Problem to work on: Exact retyping of the data: please keep every word and drop each picture.

Extracted information:
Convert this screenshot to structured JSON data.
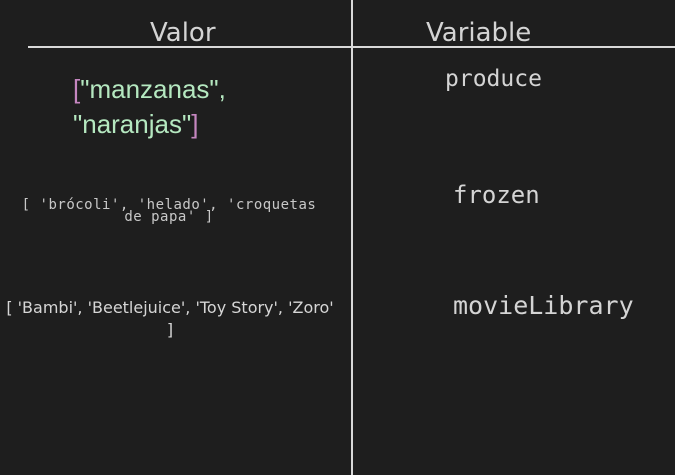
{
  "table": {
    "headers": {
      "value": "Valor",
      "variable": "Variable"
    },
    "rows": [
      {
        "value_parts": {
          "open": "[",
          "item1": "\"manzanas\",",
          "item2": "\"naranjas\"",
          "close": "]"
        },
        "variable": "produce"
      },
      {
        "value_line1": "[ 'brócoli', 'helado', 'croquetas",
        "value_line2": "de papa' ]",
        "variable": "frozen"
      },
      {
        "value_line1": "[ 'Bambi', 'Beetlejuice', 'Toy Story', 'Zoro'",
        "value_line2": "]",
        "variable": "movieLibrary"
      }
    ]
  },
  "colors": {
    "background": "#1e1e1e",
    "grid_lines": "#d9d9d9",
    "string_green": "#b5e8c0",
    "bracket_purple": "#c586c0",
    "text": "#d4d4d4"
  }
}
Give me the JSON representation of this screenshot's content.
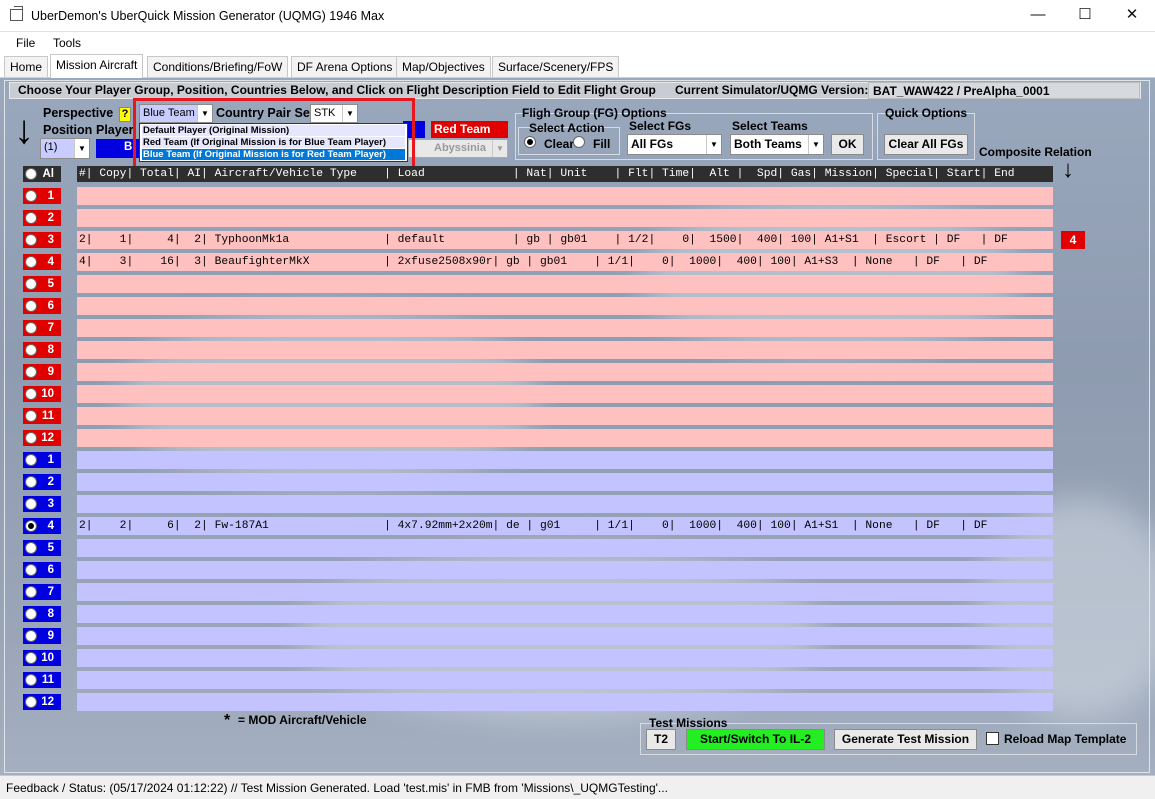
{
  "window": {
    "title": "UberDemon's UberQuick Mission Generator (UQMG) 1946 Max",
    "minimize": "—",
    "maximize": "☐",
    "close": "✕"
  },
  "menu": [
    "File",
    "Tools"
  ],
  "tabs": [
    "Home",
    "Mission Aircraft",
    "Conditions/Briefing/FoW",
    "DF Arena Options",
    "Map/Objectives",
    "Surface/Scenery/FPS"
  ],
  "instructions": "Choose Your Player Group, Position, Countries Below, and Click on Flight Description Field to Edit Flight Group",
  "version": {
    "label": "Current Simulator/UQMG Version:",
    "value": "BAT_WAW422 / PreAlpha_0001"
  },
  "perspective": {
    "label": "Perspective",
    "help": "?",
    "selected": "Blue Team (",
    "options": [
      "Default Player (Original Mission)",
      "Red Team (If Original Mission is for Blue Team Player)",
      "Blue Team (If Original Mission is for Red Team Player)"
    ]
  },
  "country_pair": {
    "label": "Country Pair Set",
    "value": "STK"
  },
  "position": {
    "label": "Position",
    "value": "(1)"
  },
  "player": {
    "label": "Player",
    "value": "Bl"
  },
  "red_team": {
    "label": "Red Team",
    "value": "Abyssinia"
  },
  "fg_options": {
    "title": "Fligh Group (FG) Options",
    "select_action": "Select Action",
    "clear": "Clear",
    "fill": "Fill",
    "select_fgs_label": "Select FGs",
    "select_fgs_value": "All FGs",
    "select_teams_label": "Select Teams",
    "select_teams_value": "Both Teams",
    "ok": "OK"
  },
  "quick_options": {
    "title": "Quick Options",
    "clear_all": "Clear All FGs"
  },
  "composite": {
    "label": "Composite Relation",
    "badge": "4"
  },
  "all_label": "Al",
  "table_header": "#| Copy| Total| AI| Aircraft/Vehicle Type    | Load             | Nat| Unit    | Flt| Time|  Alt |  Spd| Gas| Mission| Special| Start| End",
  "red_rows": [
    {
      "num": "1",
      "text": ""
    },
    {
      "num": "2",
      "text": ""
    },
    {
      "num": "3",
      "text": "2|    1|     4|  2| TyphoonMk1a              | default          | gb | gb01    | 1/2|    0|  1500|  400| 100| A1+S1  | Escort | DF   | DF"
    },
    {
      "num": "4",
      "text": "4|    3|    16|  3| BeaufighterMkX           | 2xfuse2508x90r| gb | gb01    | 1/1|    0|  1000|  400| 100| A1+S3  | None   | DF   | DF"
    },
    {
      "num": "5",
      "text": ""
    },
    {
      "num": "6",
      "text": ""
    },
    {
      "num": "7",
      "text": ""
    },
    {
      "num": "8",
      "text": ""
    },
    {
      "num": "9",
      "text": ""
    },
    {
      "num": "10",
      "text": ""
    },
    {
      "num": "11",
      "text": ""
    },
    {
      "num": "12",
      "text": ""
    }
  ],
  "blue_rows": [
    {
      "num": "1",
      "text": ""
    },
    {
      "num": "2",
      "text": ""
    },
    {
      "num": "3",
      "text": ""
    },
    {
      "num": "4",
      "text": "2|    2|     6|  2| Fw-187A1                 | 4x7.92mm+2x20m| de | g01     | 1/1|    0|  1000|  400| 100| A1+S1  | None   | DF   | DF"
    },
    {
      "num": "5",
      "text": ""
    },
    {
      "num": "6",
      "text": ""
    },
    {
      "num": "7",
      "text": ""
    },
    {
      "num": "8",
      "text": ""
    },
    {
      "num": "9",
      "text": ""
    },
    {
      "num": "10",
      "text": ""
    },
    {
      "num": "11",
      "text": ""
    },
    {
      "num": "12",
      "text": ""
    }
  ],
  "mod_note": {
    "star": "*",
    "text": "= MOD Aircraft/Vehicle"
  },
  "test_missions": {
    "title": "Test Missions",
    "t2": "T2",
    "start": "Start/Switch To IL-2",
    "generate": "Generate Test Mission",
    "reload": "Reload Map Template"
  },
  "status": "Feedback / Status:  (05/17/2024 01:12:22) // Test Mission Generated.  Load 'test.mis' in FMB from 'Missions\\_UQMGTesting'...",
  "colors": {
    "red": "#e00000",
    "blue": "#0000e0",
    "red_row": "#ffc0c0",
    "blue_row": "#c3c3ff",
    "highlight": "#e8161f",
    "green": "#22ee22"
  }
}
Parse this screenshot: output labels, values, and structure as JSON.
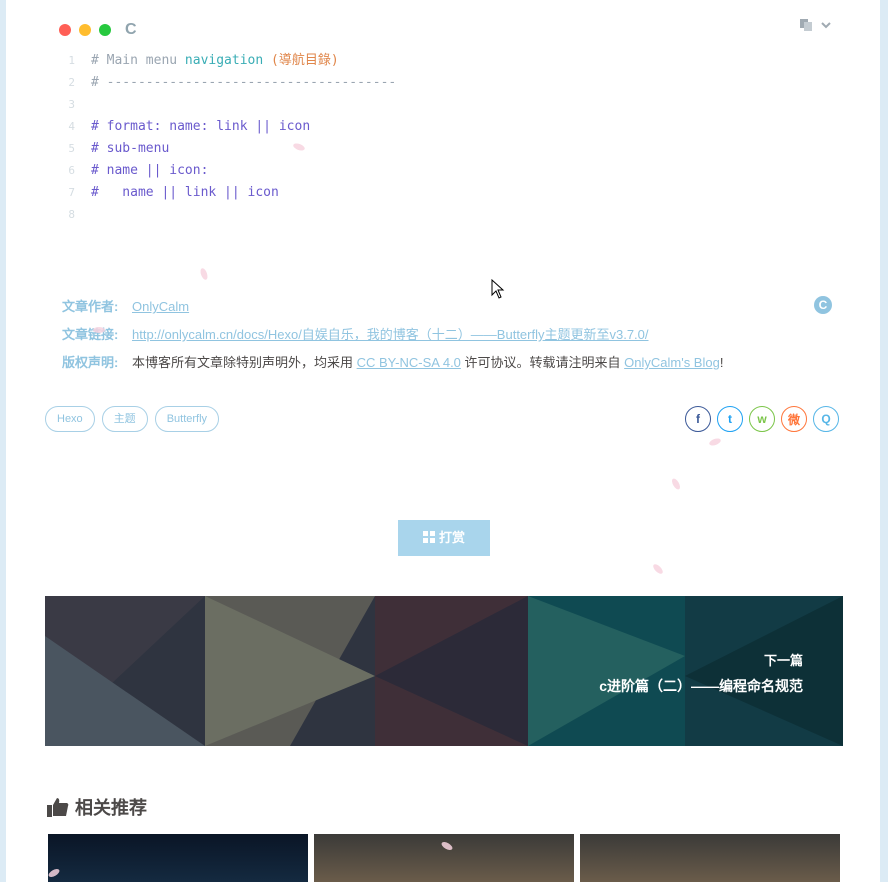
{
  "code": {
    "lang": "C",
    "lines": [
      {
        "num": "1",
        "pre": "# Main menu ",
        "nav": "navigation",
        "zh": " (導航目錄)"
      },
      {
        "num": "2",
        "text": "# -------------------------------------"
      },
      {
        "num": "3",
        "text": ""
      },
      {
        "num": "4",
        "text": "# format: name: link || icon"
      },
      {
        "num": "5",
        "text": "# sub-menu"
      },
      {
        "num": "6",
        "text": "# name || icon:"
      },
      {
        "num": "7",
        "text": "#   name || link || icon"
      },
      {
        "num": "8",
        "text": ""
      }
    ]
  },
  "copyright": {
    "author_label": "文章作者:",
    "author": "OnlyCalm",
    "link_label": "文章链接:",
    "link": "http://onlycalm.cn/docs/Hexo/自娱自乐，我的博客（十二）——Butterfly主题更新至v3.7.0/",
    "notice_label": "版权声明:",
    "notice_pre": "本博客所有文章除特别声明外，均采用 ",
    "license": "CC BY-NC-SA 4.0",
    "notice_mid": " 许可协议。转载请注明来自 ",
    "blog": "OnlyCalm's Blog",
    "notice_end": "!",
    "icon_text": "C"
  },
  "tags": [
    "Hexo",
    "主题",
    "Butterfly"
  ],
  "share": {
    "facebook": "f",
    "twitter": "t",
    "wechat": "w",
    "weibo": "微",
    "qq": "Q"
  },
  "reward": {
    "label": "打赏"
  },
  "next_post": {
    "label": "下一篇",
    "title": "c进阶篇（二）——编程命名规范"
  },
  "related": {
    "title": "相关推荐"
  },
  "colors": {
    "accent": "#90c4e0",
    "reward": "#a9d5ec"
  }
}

Solution:
Convert this screenshot to structured JSON data.
{
  "table": {
    "headers": {
      "value": "Valor",
      "variable": "Variable"
    },
    "rows": [
      {
        "value_parts": {
          "open": "[",
          "item1": "\"manzanas\",",
          "item2": "\"naranjas\"",
          "close": "]"
        },
        "variable": "produce"
      },
      {
        "value_line1": "[ 'brócoli', 'helado', 'croquetas",
        "value_line2": "de papa' ]",
        "variable": "frozen"
      },
      {
        "value_line1": "[ 'Bambi', 'Beetlejuice', 'Toy Story', 'Zoro'",
        "value_line2": "]",
        "variable": "movieLibrary"
      }
    ]
  },
  "colors": {
    "background": "#1e1e1e",
    "grid_lines": "#d9d9d9",
    "string_green": "#b5e8c0",
    "bracket_purple": "#c586c0",
    "text": "#d4d4d4"
  }
}
Give me the JSON representation of this screenshot's content.
{
  "window": {
    "title": "UberDemon's UberQuick Mission Generator (UQMG) 1946 Max",
    "minimize": "—",
    "maximize": "☐",
    "close": "✕"
  },
  "menu": [
    "File",
    "Tools"
  ],
  "tabs": [
    "Home",
    "Mission Aircraft",
    "Conditions/Briefing/FoW",
    "DF Arena Options",
    "Map/Objectives",
    "Surface/Scenery/FPS"
  ],
  "instructions": "Choose Your Player Group, Position, Countries Below, and Click on Flight Description Field to Edit Flight Group",
  "version": {
    "label": "Current Simulator/UQMG Version:",
    "value": "BAT_WAW422 / PreAlpha_0001"
  },
  "perspective": {
    "label": "Perspective",
    "help": "?",
    "selected": "Blue Team (",
    "options": [
      "Default Player (Original Mission)",
      "Red Team (If Original Mission is for Blue Team Player)",
      "Blue Team (If Original Mission is for Red Team Player)"
    ]
  },
  "country_pair": {
    "label": "Country Pair Set",
    "value": "STK"
  },
  "position": {
    "label": "Position",
    "value": "(1)"
  },
  "player": {
    "label": "Player",
    "value": "Bl"
  },
  "red_team": {
    "label": "Red Team",
    "value": "Abyssinia"
  },
  "fg_options": {
    "title": "Fligh Group (FG) Options",
    "select_action": "Select Action",
    "clear": "Clear",
    "fill": "Fill",
    "select_fgs_label": "Select FGs",
    "select_fgs_value": "All FGs",
    "select_teams_label": "Select Teams",
    "select_teams_value": "Both Teams",
    "ok": "OK"
  },
  "quick_options": {
    "title": "Quick Options",
    "clear_all": "Clear All FGs"
  },
  "composite": {
    "label": "Composite Relation",
    "badge": "4"
  },
  "all_label": "Al",
  "table_header": "#| Copy| Total| AI| Aircraft/Vehicle Type    | Load             | Nat| Unit    | Flt| Time|  Alt |  Spd| Gas| Mission| Special| Start| End",
  "red_rows": [
    {
      "num": "1",
      "text": ""
    },
    {
      "num": "2",
      "text": ""
    },
    {
      "num": "3",
      "text": "2|    1|     4|  2| TyphoonMk1a              | default          | gb | gb01    | 1/2|    0|  1500|  400| 100| A1+S1  | Escort | DF   | DF"
    },
    {
      "num": "4",
      "text": "4|    3|    16|  3| BeaufighterMkX           | 2xfuse2508x90r| gb | gb01    | 1/1|    0|  1000|  400| 100| A1+S3  | None   | DF   | DF"
    },
    {
      "num": "5",
      "text": ""
    },
    {
      "num": "6",
      "text": ""
    },
    {
      "num": "7",
      "text": ""
    },
    {
      "num": "8",
      "text": ""
    },
    {
      "num": "9",
      "text": ""
    },
    {
      "num": "10",
      "text": ""
    },
    {
      "num": "11",
      "text": ""
    },
    {
      "num": "12",
      "text": ""
    }
  ],
  "blue_rows": [
    {
      "num": "1",
      "text": ""
    },
    {
      "num": "2",
      "text": ""
    },
    {
      "num": "3",
      "text": ""
    },
    {
      "num": "4",
      "text": "2|    2|     6|  2| Fw-187A1                 | 4x7.92mm+2x20m| de | g01     | 1/1|    0|  1000|  400| 100| A1+S1  | None   | DF   | DF"
    },
    {
      "num": "5",
      "text": ""
    },
    {
      "num": "6",
      "text": ""
    },
    {
      "num": "7",
      "text": ""
    },
    {
      "num": "8",
      "text": ""
    },
    {
      "num": "9",
      "text": ""
    },
    {
      "num": "10",
      "text": ""
    },
    {
      "num": "11",
      "text": ""
    },
    {
      "num": "12",
      "text": ""
    }
  ],
  "mod_note": {
    "star": "*",
    "text": "= MOD Aircraft/Vehicle"
  },
  "test_missions": {
    "title": "Test Missions",
    "t2": "T2",
    "start": "Start/Switch To IL-2",
    "generate": "Generate Test Mission",
    "reload": "Reload Map Template"
  },
  "status": "Feedback / Status:  (05/17/2024 01:12:22) // Test Mission Generated.  Load 'test.mis' in FMB from 'Missions\\_UQMGTesting'...",
  "colors": {
    "red": "#e00000",
    "blue": "#0000e0",
    "red_row": "#ffc0c0",
    "blue_row": "#c3c3ff",
    "highlight": "#e8161f",
    "green": "#22ee22"
  }
}
Parse this screenshot: output labels, values, and structure as JSON.
{
  "code": {
    "lang": "C",
    "lines": [
      {
        "num": "1",
        "pre": "# Main menu ",
        "nav": "navigation",
        "zh": " (導航目錄)"
      },
      {
        "num": "2",
        "text": "# -------------------------------------"
      },
      {
        "num": "3",
        "text": ""
      },
      {
        "num": "4",
        "text": "# format: name: link || icon"
      },
      {
        "num": "5",
        "text": "# sub-menu"
      },
      {
        "num": "6",
        "text": "# name || icon:"
      },
      {
        "num": "7",
        "text": "#   name || link || icon"
      },
      {
        "num": "8",
        "text": ""
      }
    ]
  },
  "copyright": {
    "author_label": "文章作者:",
    "author": "OnlyCalm",
    "link_label": "文章链接:",
    "link": "http://onlycalm.cn/docs/Hexo/自娱自乐，我的博客（十二）——Butterfly主题更新至v3.7.0/",
    "notice_label": "版权声明:",
    "notice_pre": "本博客所有文章除特别声明外，均采用 ",
    "license": "CC BY-NC-SA 4.0",
    "notice_mid": " 许可协议。转载请注明来自 ",
    "blog": "OnlyCalm's Blog",
    "notice_end": "!",
    "icon_text": "C"
  },
  "tags": [
    "Hexo",
    "主题",
    "Butterfly"
  ],
  "share": {
    "facebook": "f",
    "twitter": "t",
    "wechat": "w",
    "weibo": "微",
    "qq": "Q"
  },
  "reward": {
    "label": "打赏"
  },
  "next_post": {
    "label": "下一篇",
    "title": "c进阶篇（二）——编程命名规范"
  },
  "related": {
    "title": "相关推荐"
  },
  "colors": {
    "accent": "#90c4e0",
    "reward": "#a9d5ec"
  }
}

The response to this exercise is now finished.